Brazing torches for silver soldering
Brazing torches are used in silver soldering to provide the necessary heat for melting the solder and promoting a strong bond between the metals being joined.
Depending on the size and type of parts being soldered, different sizes and types of brazing torches may be required. Torch selection can also be affected by the gas being used (e.g., propane or acetylene) and whether additional oxygen or air supply is needed.
For small and delicate work, such as jewelry making or model engineering, a micro brazing torch that uses refillable butane can be an ideal choice.
These torches provide focused and precise heat, allowing for greater control over the soldering process. If a larger, more robustly built piece is being worked on, a more powerful torch may be necessary to ensure uniform heating and proper flow of the solder.

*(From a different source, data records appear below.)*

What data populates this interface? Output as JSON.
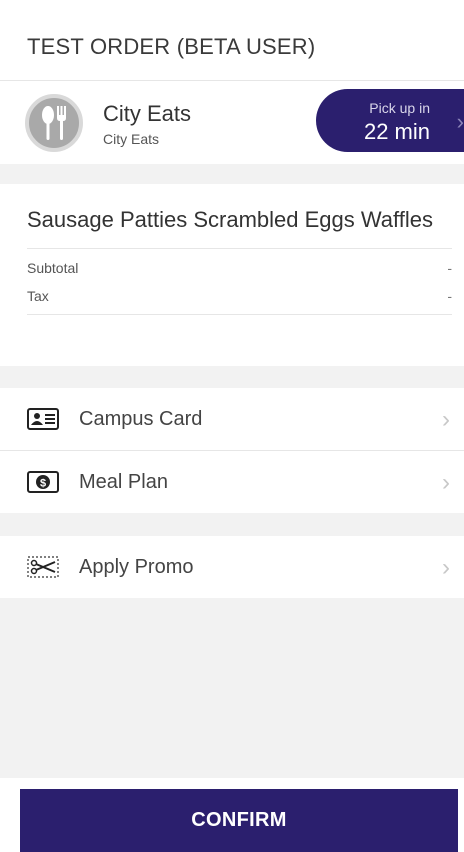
{
  "header": {
    "order_title": "TEST ORDER (BETA USER)"
  },
  "restaurant": {
    "name": "City Eats",
    "subtitle": "City Eats",
    "pickup_label": "Pick up in",
    "pickup_time": "22 min",
    "logo_icon": "fork-spoon-icon"
  },
  "order": {
    "items_title": "Sausage Patties Scrambled Eggs Waffles",
    "subtotal_label": "Subtotal",
    "subtotal_value": "-",
    "tax_label": "Tax",
    "tax_value": "-"
  },
  "payment": {
    "campus_card_label": "Campus Card",
    "meal_plan_label": "Meal Plan",
    "promo_label": "Apply Promo"
  },
  "actions": {
    "confirm_label": "CONFIRM"
  },
  "colors": {
    "accent": "#2b1f6e",
    "background": "#f2f2f2"
  }
}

When using a brazing torch for silver soldering, safety precautions should be taken, such as working in a well-ventilated area and having a suitable hearth in place.
A homemade brazing hearth, often made from firebricks or refractory materials, not only protects the work area from heat and potential damage, but also helps reflect heat back onto the piece, ensuring a more even and efficient heating process.
As silver soldering requires high temperatures to achieve proper melting and flow of solder, it is important to experiment with the torch settings and find the optimal balance between heating power and control, ensuring that the materials being joined are not overheated or damaged in any way.
Kiln Firing for Silver Soldering
Kiln firing is a popular method for commercial silver soldering, as it provides high-quality and consistent results.
The technique involves placing the components to be joined in a kiln, which is then heated to the appropriate melting temperature of the silver solder being used.
This allows for uniform heating of the metals being joined, preventing overheating and oxidation while ensuring proper capillary action and flow of solder.
When using a kiln for silver soldering, it is essential to understand the melting temperatures of the specific solder being used. Silver solder comes in three types – easy (705-725°C), medium (720-765°C), and hard (745-780°C) – each with its unique melting point.
The proper kiln temperature setting is crucial for achieving the desired joint strength and quality.
Moreover, cleanliness is vital during kiln firing silver soldering. The components must be abrasively clean, free from dirt, oils, and oxides, for the solder to flow correctly.
Depending on the solder form, such as hard metal rods, flux-coated hard rods, or silver solder paste, applying flux may also be necessary.
Flux is essential for preventing oxidation, helping the solder flow and ensuring a clean and robust joint.
Anti-Flux Products for Silver Soldering
Anti-flux products, also known as masking materials, are crucial when silver soldering to prevent the solder from spreading to unwanted areas.
This is especially important when working on delicate work like fine silver filigree or bezels; applying anti-flux ensures the solder lines stay precisely where they are needed.
Commercial anti-flux products are available, as well as some homemade options like graphite pencil, Tippex, and jeweler’s rouge.
When using an anti-flux product, the areas to be masked should be clean and free of any dirt or oils. Applying the anti-flux evenly and with care will aid in achieving a neat and tidy joint.
After applying the anti-flux, the components should be heated at the specific melting temperature of the silver solder being used.
During the heating process, the solder will flow towards the heat source and be restricted to the unmasked areas, preventing sloppy joints and potential repairs.
It is important to note that even with the use of anti-flux products, ensuring proper ventilation, heating, and flux application remains crucial for successful silver soldering.
Further, understanding the spread between the melting point and flowing temperature of solder used can aid in preventing issues such as pitting, overheating, and solder starvation.
Through practice and experimentation with anti-flux products and other soldering techniques, one can achieve quality soldered joints in their metalworking projects.